(Collected data entries)
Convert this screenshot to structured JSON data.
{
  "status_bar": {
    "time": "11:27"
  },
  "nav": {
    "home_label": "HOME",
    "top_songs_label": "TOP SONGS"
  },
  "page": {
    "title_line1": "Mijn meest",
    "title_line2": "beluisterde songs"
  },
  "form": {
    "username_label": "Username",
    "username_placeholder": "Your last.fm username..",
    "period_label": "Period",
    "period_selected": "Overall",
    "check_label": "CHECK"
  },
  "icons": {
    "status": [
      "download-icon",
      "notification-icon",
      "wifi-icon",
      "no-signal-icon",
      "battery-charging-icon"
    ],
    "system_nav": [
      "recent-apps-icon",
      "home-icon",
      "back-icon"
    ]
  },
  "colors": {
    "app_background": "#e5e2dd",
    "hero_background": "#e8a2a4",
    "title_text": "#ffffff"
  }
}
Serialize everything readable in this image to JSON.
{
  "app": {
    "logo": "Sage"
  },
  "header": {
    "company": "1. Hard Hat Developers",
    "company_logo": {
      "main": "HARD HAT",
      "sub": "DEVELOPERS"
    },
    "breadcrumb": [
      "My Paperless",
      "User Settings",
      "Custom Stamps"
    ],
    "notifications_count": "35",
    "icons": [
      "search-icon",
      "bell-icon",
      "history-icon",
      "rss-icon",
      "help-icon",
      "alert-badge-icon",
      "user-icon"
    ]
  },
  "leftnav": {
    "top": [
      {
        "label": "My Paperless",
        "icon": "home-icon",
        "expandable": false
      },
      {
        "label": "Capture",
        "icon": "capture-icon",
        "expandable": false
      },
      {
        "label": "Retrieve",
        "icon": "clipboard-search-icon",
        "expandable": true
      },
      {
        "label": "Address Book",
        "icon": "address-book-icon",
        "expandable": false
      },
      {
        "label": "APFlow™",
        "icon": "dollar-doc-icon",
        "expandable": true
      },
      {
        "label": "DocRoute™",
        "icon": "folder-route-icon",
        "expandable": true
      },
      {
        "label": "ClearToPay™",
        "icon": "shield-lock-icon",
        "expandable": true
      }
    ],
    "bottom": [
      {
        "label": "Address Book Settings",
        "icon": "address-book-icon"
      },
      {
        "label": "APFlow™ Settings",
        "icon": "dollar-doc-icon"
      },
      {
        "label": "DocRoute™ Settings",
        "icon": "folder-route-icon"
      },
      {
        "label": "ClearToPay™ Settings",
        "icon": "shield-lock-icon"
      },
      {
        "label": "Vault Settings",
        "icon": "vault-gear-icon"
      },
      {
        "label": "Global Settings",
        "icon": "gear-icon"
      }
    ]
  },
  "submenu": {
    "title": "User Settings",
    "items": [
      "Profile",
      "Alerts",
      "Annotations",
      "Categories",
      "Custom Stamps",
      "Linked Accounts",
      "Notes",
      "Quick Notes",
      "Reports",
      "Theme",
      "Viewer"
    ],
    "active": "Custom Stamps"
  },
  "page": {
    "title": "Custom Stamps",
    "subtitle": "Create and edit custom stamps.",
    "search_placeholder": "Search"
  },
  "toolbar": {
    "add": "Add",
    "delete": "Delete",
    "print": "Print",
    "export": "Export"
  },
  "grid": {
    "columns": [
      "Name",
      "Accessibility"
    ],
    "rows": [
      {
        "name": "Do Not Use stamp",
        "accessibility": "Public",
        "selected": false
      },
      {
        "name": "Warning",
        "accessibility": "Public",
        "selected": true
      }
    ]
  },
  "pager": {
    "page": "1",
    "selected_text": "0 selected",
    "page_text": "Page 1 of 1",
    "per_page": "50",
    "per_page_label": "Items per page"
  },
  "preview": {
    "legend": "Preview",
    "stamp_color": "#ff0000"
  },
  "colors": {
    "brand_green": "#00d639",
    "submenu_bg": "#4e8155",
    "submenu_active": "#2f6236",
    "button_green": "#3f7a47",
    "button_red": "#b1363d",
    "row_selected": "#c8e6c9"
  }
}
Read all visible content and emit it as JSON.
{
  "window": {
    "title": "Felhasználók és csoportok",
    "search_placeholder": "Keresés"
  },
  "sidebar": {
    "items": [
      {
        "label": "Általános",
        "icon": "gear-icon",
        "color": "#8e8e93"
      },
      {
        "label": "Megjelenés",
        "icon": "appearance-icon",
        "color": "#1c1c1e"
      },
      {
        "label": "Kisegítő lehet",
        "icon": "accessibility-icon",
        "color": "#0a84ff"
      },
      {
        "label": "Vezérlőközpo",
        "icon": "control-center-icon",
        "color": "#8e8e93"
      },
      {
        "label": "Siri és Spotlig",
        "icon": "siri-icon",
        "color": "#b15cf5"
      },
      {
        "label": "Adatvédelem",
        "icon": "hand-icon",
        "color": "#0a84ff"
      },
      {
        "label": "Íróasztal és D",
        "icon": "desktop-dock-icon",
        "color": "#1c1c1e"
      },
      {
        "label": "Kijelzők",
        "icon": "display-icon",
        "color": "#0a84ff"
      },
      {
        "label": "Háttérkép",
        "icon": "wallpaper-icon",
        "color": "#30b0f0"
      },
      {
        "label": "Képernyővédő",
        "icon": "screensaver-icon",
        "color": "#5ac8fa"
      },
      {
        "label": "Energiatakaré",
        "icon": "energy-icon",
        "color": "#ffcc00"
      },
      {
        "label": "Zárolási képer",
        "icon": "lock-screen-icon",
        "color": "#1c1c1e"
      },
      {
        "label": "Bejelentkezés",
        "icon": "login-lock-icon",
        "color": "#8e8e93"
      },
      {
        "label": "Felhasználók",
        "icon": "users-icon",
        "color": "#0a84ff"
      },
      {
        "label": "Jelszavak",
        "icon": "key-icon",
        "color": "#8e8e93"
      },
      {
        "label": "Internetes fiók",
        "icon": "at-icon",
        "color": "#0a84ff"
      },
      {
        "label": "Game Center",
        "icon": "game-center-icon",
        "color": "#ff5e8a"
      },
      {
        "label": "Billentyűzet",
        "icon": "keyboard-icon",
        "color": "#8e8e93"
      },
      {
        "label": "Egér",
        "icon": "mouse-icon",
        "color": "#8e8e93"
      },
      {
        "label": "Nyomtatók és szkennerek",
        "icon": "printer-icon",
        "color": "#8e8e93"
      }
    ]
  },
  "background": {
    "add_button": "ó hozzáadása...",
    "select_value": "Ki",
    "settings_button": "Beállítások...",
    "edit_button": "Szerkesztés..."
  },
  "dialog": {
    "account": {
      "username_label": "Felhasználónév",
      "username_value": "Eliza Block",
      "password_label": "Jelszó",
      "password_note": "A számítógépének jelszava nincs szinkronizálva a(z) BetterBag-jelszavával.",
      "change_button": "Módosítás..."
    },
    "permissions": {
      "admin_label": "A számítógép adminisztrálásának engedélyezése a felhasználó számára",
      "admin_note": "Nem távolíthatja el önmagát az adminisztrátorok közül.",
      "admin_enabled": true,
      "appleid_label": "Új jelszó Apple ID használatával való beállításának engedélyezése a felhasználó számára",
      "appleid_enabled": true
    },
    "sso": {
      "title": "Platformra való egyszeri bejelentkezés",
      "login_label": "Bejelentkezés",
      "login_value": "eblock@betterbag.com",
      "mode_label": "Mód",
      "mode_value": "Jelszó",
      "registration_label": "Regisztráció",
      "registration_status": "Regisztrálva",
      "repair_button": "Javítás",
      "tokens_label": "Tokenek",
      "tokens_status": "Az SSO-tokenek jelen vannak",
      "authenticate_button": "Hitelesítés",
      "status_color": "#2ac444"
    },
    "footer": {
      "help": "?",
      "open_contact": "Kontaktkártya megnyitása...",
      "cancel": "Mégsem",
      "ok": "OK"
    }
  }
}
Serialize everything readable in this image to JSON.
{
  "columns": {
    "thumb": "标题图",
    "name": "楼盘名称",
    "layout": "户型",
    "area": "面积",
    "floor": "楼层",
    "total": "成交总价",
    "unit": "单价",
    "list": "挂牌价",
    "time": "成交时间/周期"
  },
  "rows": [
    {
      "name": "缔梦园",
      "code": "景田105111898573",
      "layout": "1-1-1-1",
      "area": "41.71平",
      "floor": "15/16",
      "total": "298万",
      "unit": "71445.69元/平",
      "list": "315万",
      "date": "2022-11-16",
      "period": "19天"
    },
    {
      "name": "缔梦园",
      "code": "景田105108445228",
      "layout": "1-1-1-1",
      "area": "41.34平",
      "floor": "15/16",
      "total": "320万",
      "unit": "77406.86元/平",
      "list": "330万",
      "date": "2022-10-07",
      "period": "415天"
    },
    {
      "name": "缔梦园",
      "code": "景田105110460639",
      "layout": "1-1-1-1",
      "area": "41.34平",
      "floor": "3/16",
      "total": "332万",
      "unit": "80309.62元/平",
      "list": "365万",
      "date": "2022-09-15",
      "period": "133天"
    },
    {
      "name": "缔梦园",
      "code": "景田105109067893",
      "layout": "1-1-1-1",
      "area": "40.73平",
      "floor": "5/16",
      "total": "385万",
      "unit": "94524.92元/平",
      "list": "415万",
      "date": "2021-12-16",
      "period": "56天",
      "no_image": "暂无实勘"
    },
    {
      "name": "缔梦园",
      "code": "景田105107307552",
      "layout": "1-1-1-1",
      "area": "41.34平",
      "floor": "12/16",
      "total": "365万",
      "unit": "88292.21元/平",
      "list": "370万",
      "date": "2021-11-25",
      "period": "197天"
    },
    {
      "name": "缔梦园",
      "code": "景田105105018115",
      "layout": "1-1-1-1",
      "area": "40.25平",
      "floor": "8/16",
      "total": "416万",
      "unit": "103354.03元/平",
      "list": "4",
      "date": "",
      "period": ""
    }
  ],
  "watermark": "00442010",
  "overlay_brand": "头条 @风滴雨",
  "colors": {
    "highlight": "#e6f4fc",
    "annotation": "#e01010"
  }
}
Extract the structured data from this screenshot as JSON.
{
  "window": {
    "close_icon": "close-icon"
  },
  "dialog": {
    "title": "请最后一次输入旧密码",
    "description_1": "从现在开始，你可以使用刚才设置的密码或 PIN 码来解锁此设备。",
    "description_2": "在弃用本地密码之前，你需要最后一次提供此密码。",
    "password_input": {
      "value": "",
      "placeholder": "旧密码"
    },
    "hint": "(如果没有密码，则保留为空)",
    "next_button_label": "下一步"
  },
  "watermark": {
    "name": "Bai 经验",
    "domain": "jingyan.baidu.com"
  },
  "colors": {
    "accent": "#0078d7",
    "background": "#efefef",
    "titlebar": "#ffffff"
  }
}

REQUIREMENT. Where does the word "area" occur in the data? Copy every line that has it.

ANSWER SPACE.
    "area": "面积",
      "area": "41.71平",
      "area": "41.34平",
      "area": "41.34平",
      "area": "40.73平",
      "area": "41.34平",
      "area": "40.25平",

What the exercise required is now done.